Punches in Victorian Style
When you think of the Victorian style, it immediately evokes images of a large decor elaborated with pattern, color and decoration. The Victorian era is classified between 1837 and 1901 under the reign of Queen Victoria. The design at that time was inspired by nature and geometry, with the rich style of use in their homes to flaunt their wealth.
The color was used to show the importance of a room, with darker and richer shades present in the library or living room. Over time, the Victorian style has changed, with these darker tones becoming more valuable throughout the home, often due to the detrimental effect of pollution in the cities.
The most used colors in Victorian design were tertiary colors, which are made by mixing equal amounts of primary and secondary colors. So, if you're looking for a Victorian look in your home, choose warm, subdued tones such as mahogany brown, burgundy, plum, mustard yellow, gold, sage, olive green and lavender.

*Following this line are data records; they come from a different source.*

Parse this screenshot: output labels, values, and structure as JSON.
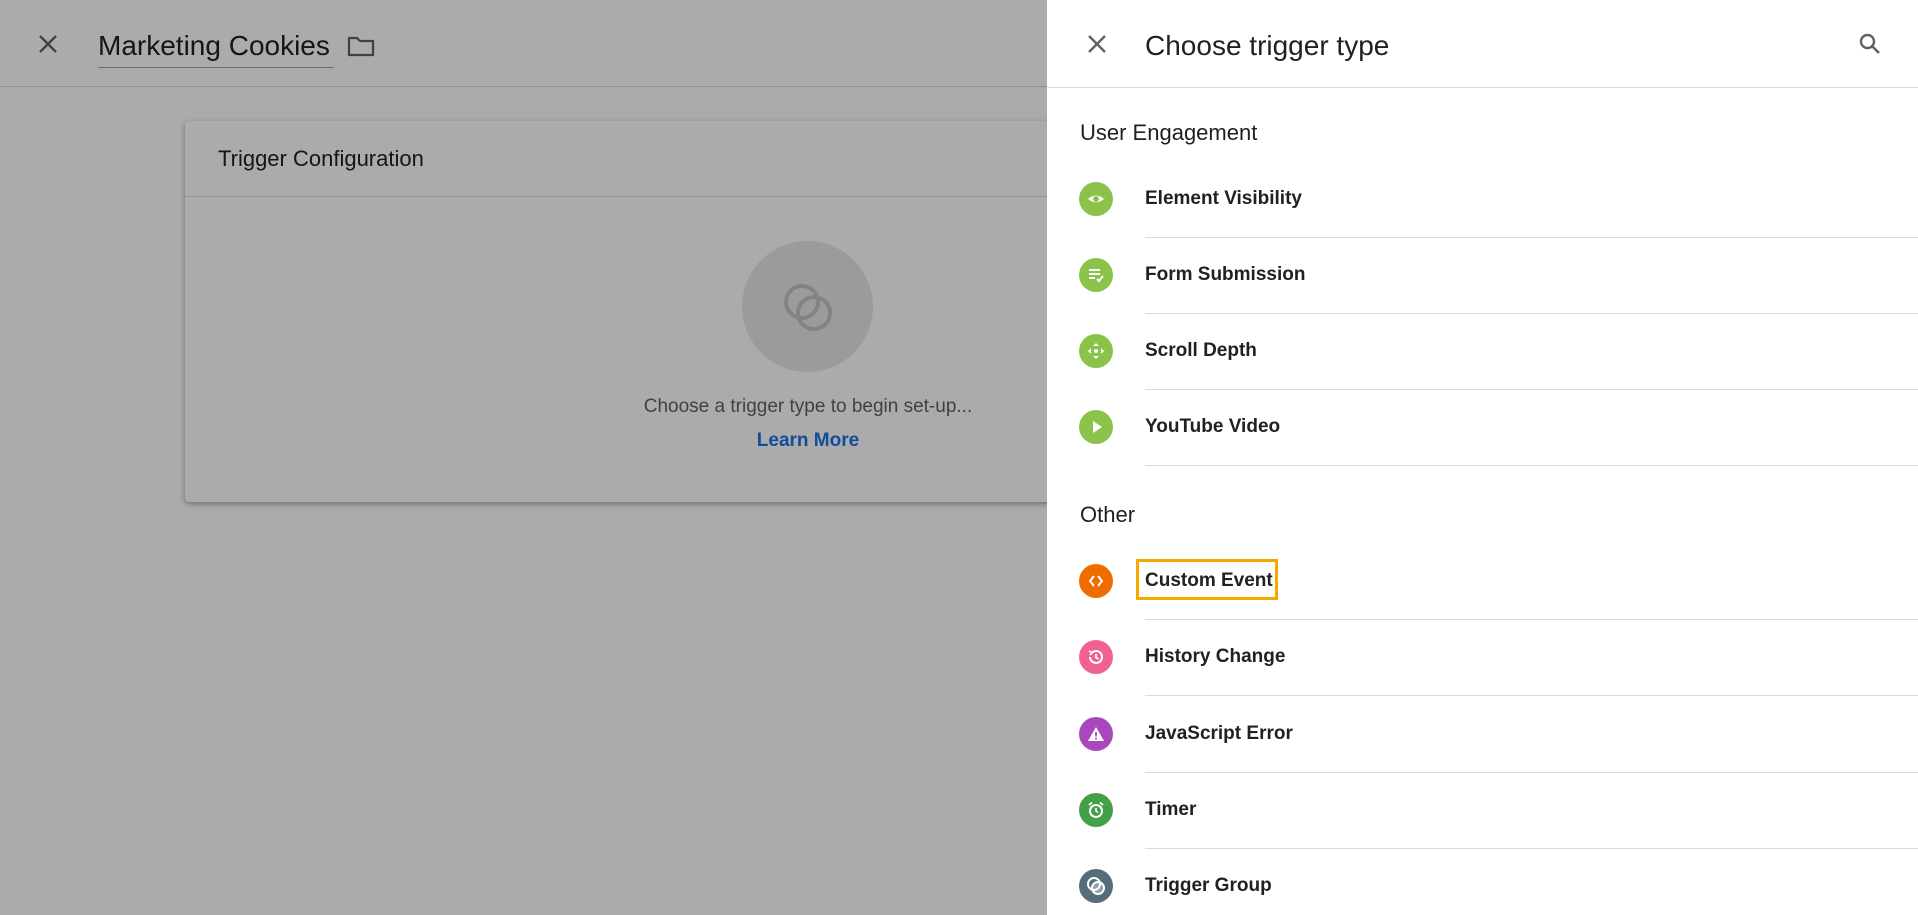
{
  "editor": {
    "title": "Marketing Cookies",
    "card": {
      "title": "Trigger Configuration",
      "hint": "Choose a trigger type to begin set-up...",
      "learn_more": "Learn More"
    }
  },
  "panel": {
    "title": "Choose trigger type",
    "sections": [
      {
        "title": "User Engagement",
        "items": [
          {
            "label": "Element Visibility",
            "icon": "eye-icon",
            "color": "#8bc34a"
          },
          {
            "label": "Form Submission",
            "icon": "form-check-icon",
            "color": "#8bc34a"
          },
          {
            "label": "Scroll Depth",
            "icon": "move-arrows-icon",
            "color": "#8bc34a"
          },
          {
            "label": "YouTube Video",
            "icon": "play-icon",
            "color": "#8bc34a"
          }
        ]
      },
      {
        "title": "Other",
        "items": [
          {
            "label": "Custom Event",
            "icon": "code-brackets-icon",
            "color": "#ef6c00"
          },
          {
            "label": "History Change",
            "icon": "history-icon",
            "color": "#f06292"
          },
          {
            "label": "JavaScript Error",
            "icon": "warning-icon",
            "color": "#ab47bc"
          },
          {
            "label": "Timer",
            "icon": "alarm-clock-icon",
            "color": "#43a047"
          },
          {
            "label": "Trigger Group",
            "icon": "trigger-group-icon",
            "color": "#546e7a"
          }
        ]
      }
    ]
  },
  "colors": {
    "accent_link": "#1a73e8",
    "highlight_border": "#f5a800"
  }
}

During the Victorian era all colors were produced from the organic pigments that were available at that time, so considering the limitations there was a surprising variety of color. Some paint companies claim to offer classic Victorian paint shades, which may give a good impression, though, after a more authentic look, some specialists provide paint based on traditional organic materials.
Almost all surfaces of the Victorian house were patterned, particularly intricate decorations with flora and fauna, which is a popular theme for stencils, wallpapers, fabrics and the rugs. Geometric patterns and stripes also play an important role in creating an authentic Victorian style. This love of the motif continues on furniture, ornaments and wall moldings. The walls have been decorated with prints, dado rails and paneling. Corniche was an incredibly popular feature of Victorian homes, with Victorian-style cornice being easily recognizable by its many ridges, curves and deep inland creek with shallow depth and a long projection on the ceiling.
Get The Victorian Look In Your Home
As mentioned Victorian design was often synonymous with decadence and class, so adding a touch of Victorian style to your home will add value to any room . Victorian-influenced furnishings, wallpapers and fabrics are widely available from wholesalers and dealers, and there are a variety of offers to suit different budgets.
If you're looking to easily add a period feature to your home, the traditional decorative cornice is perfect for adding a subtle touch of Victorian style. To go even further, you can add rosettes, domes and tiles to brighten your fixture or add interest to your ceiling. The high baseboards were also a feature and this effect can be achieved with a simple standard height skirt, then adding a dado panel rail 10-15 cm above and painting the entire surface of a color different from the rest of the wall to give this bigger result.
Whether you're looking to turn your home into a complete Victorian dream home or just want a few elements to get a traditional-looking look, there are a wide variety of options that will give your home authentic style and elegance.